There are also two lindens and two crab apple trees. A bit overdone. We have
underground sprinklers so I am nervous about getting the poplars out of
there. What is the best way to do this? (He also had two weeping willows,
but I got those out as soon as the snow melted.) Also my lindens are looking
sickly, with very small leaves. I am watering and putting on aluminum
sulfate to counteract the clay soil. What else can I do to help bring them
back? (Fargo, N.D.)
A: I suggest doing to the poplar trees exactly what you did to the
weeping willows--cut them down and grind out the stumps. The lindens could
be affected by the lawn sprinkler system, most likely getting too much
water. They are very adaptable trees and don't need any special soil
treatment. When were the trees planted? Are they planted too deep? That
seems to be one of the most common causes of loss with these trees, along
Q: I have recently taken on a project investigating the composting of
poultry feathers. Before I tackle the issue I am researching the techniques
of composting and what factors make a good compost. I have investigated the
moisture content and the carbon to nitrogen ratio. (E-mail reference)
A: You need to get your hands on two books: "The Rodale Guide To
Composting" and the "Science and Engineering of Composting"
edited by Harry A.J. Hoitink and Harold M. Keener, Ohio Agricultural
Research and Development Center, The Ohio State University, Wooster, OH.
If you canít find the answers to your composting questions in these
two books, I doubt you'll find them anywhere else!
Q: I have a spruce that is about 4 feet tall. It has a space of about 18
inches on one side where there are no branches. If I keep the top cut off
and do not allow vertical growth, will new branches develop in this bare
space? (E-mail reference)
A: No! But as a matter of practicality, those 18 inches will be of less
significance as the tree continues to grow and mature. The branches above
will droop down with age, and you will likely be taking off the bottom 18
inches anyway. Cutting the top off a spruce is never a good idea!
Q: Is there a spray available that you can use so plum trees don't bear
fruit? The plums are making a real mess in my yard. (E-mail reference)
A: A material called "Fruit Stop" contains an
ethylene-producing substance that, with the exact right timing, would

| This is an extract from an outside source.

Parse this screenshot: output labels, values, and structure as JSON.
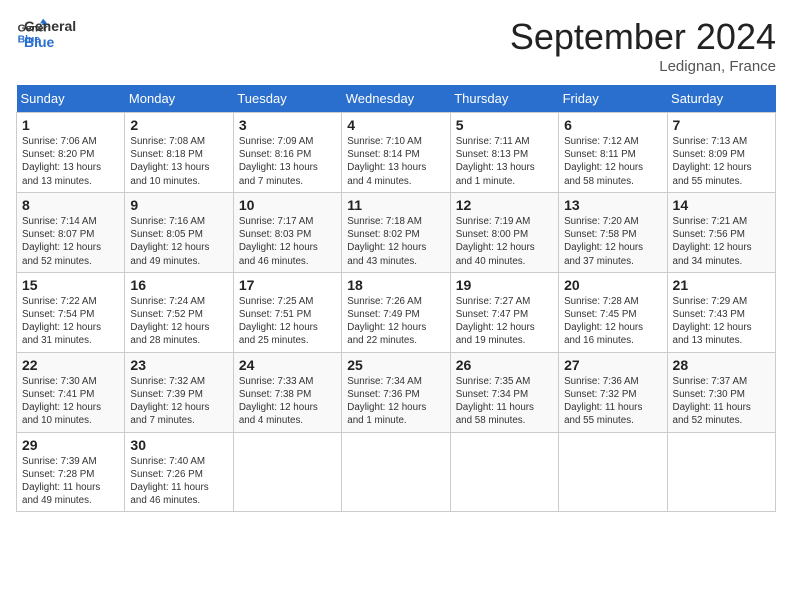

cause embryo abortion of the fruit, never giving it a chance to form. Itís
available in many garden centers. My experience has been that its
performance is very undependable.
Q: We are seeding about 2.5 acres in a cemetery expansion and are looking
for recommendation for types and cultivars of grass for this area. The soil
is light sandy loam on in a full sunlight flat overlooking the Sheyenne
valley. We also need to know a recommended planting rate. We hope to seed
with a barley or wheat cover crop. (Valley City, N.D.)
A: I would seed some common Kentucky bluegrass, like Kenblue or SD
Certified, at a rate of 3/4 to 1.25 pounds per 1000 square feet. The cover
crop is a good idea. If bluegrass isn't to your liking, then I would
suggest a crested wheatgrass cultivar like Fairway or Ephriam. The former
is a bunchgrass and the latter is stoloniferous. Both are minimal
maintenance turfgrasses, establishing easily and quite drought tolerant.
Seed Fairway at about 5 pounds per 1000 square feet and the Ephriam at
about 3 to 4 pounds. If this isn't going to be a highly public cemetery, I
would go with one of the wheatgrasses.
Do you have a gardening or houseplant question? Write to Hortiscope, Box 5051, NDSU Extension Service, Fargo, ND
58105 or e-mail to Ron Smith at email@example.com.
Note to e-mail correspondents: please identify your location (city
and state) for most accurate recommendations.
Source: Ron Smith, (701) 231-8161, firstname.lastname@example.org
Editor: Gary Moran, (701) 231-7865, email@example.com